*** Exercise data ***
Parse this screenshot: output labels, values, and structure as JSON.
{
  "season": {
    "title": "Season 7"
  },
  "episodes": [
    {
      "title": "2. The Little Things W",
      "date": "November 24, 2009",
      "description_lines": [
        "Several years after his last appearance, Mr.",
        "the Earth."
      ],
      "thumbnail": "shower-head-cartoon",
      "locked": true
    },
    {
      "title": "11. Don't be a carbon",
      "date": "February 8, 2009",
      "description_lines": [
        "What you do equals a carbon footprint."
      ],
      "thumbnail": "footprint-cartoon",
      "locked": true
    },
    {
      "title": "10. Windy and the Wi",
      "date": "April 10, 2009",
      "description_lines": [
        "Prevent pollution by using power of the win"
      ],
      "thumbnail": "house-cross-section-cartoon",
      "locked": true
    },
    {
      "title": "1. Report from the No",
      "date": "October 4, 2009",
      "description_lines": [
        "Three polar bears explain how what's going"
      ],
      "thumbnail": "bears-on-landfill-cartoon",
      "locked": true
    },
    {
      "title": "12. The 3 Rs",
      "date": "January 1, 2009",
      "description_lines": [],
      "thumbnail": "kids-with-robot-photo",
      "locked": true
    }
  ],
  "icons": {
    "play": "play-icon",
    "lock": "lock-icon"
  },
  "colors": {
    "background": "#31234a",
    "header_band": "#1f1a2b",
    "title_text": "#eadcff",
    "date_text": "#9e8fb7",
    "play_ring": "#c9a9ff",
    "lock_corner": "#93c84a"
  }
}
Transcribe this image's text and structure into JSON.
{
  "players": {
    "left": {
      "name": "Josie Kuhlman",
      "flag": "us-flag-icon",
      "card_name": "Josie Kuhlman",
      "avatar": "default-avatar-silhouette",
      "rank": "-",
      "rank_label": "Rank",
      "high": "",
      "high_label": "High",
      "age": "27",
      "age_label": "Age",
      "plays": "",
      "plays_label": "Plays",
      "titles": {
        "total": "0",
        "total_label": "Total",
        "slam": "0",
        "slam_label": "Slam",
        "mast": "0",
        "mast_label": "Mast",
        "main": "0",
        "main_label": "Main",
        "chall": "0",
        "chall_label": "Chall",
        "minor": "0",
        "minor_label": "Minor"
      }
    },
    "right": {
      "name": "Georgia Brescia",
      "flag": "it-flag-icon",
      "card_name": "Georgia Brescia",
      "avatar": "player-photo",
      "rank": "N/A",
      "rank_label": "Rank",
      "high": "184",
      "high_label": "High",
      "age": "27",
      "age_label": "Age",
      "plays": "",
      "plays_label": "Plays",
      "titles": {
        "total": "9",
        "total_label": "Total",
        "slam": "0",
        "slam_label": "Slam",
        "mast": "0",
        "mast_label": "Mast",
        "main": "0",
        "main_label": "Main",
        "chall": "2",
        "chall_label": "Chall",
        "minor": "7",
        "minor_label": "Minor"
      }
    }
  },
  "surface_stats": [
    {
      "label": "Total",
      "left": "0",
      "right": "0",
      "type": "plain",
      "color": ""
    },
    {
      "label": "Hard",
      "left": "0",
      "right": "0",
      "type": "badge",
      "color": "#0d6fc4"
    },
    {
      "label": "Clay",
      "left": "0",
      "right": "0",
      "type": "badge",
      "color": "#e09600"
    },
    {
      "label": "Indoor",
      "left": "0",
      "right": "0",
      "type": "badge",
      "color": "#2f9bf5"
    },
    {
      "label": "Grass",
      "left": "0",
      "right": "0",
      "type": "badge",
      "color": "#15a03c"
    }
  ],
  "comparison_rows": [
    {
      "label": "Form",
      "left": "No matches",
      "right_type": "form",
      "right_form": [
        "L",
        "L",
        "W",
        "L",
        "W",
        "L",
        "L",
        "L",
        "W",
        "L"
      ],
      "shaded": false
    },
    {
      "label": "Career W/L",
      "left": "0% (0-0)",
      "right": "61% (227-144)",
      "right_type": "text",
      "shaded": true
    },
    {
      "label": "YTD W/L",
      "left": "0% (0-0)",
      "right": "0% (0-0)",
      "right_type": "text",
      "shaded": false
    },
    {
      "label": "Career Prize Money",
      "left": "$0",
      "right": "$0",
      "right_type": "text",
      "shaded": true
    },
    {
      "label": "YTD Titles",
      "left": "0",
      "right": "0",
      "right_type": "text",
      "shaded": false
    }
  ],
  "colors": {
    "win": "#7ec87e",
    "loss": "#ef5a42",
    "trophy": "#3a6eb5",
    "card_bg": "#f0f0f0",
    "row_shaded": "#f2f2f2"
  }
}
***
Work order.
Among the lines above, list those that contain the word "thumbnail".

Completed task.
      "thumbnail": "shower-head-cartoon",
      "thumbnail": "footprint-cartoon",
      "thumbnail": "house-cross-section-cartoon",
      "thumbnail": "bears-on-landfill-cartoon",
      "thumbnail": "kids-with-robot-photo",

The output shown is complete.